regions of the world (reaching a level of skilled performance).
It is important, in thinking about how to provide the best
development plans for leaders, to incorporate numerous experiences
that address both mastery of specific skills and the development of
versatility over time.
For example, one government leader demonstrated both mastery and
versatility as he developed and implemented an action learning
program with CCL. Interestingly, he is an Army general who adopted
a very non-military perspective to his leadership challenges.
First, both he and his junior leaders attended a program designed
to help them become more self-aware as leaders. From this they
shared a mastery of leadership language. Then, breaking into small
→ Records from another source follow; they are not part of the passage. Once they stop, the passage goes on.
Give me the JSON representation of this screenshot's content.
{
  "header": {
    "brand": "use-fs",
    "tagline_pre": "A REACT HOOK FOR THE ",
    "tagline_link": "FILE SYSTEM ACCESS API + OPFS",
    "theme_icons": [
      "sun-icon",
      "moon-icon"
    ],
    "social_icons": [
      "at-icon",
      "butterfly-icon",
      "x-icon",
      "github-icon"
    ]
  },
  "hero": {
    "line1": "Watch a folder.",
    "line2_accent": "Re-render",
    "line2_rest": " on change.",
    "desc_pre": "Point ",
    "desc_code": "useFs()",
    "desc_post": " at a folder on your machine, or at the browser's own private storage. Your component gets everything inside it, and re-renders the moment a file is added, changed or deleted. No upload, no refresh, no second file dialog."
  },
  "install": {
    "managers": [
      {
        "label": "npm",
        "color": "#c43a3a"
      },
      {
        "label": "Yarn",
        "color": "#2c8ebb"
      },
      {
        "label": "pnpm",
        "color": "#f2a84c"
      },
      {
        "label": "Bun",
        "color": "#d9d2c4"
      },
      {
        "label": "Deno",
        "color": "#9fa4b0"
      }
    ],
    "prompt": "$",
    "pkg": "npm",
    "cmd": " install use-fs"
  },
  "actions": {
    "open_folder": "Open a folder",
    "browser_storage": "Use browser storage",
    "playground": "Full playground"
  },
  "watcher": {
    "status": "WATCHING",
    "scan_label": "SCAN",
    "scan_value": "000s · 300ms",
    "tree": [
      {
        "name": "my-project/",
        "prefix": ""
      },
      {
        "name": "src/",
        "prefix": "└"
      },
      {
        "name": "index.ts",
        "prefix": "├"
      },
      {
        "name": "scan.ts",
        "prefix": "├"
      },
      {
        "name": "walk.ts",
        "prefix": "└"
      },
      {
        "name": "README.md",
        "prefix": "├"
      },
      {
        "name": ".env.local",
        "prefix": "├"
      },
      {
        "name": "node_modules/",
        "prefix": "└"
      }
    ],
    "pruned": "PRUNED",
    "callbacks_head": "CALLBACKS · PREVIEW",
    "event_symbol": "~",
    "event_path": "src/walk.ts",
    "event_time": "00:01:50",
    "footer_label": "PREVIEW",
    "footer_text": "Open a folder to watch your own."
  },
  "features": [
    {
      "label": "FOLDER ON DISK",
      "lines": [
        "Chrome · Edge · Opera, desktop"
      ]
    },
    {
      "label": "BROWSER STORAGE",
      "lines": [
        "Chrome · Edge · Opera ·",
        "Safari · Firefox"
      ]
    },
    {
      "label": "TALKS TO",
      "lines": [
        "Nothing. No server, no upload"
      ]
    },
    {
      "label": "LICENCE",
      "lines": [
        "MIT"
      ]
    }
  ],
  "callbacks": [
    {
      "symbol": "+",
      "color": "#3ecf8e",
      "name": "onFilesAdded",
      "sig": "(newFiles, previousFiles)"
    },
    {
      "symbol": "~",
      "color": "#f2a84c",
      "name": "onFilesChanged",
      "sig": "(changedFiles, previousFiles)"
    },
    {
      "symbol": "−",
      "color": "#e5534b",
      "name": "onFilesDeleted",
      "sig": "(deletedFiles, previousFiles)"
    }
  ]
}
groups, they were assigned to projects focused on a strategic
challenge facing the organization.
The demands of working these challenges insured that each team had
exposure to different areas within the organization. The leader
worked with each group, demonstrating his versatility, not only
with technical application, but also in applying different
leadership concepts each small group tackled their assignment. Each
team was also assigned a coach to improve the teamwork and to
enhance and connect self-learning to the real world work of the
action learning project.
Active Learners Lead Best
The best, most versatile leaders are those who are active learners,
creating knowledge out of their experiences. While schools around
the nation produce graduates with technical mastery in accounting,
analytics, engineering, and the likeall of which are needed for
government to be effectiveleading in government requires a
different skill set.
Managers who lean heavily on past experience, technical abilities,
and interpersonal strengths, yet fail to attend to day-to-day
details of leading employees set themselves up for career
derailment. To be successful they must develop skills to lead
beyond the usual boundaries. Career development lessons abound if
you are an agile learner. Applying them to work at your agency will
benefit your career, the organization and the public you serve.
Three Recommendations to Close the Skills Gap
To close the skills gap in government, CCL presents three groups of
recommendations for making the most of work-based development
opportunities for current and future leaders.
1| Sequence development experiences to enhance mastery
- Gradual increases in scope and scale of management
- Small-scale international exposure prior to large-scale
- Membership on taskforce charged with creating change prior to
responsibility for major reorganizations or turnaround assignments
2| Diversify experiences (crossing boundaries) to enhance
- Manage direct reports within ones area of technical expertise,
outside of ones area of expertise, across functions or departments,
outside of ones own culture
- Engage with department stakeholders, engage with stakeholders
external to the enterprise, engage with stakeholders nationally or
- Manage within headquarters operations, manage in the field
nationally, manage in the field internationally
3| Integrate experiences to enhance transfer
- Developmental assignments supported by coaching or mentoring
- Classroom leadership development followed up with assignment
designed to develop needed skills
- Coaching and mentoring following classroom leadership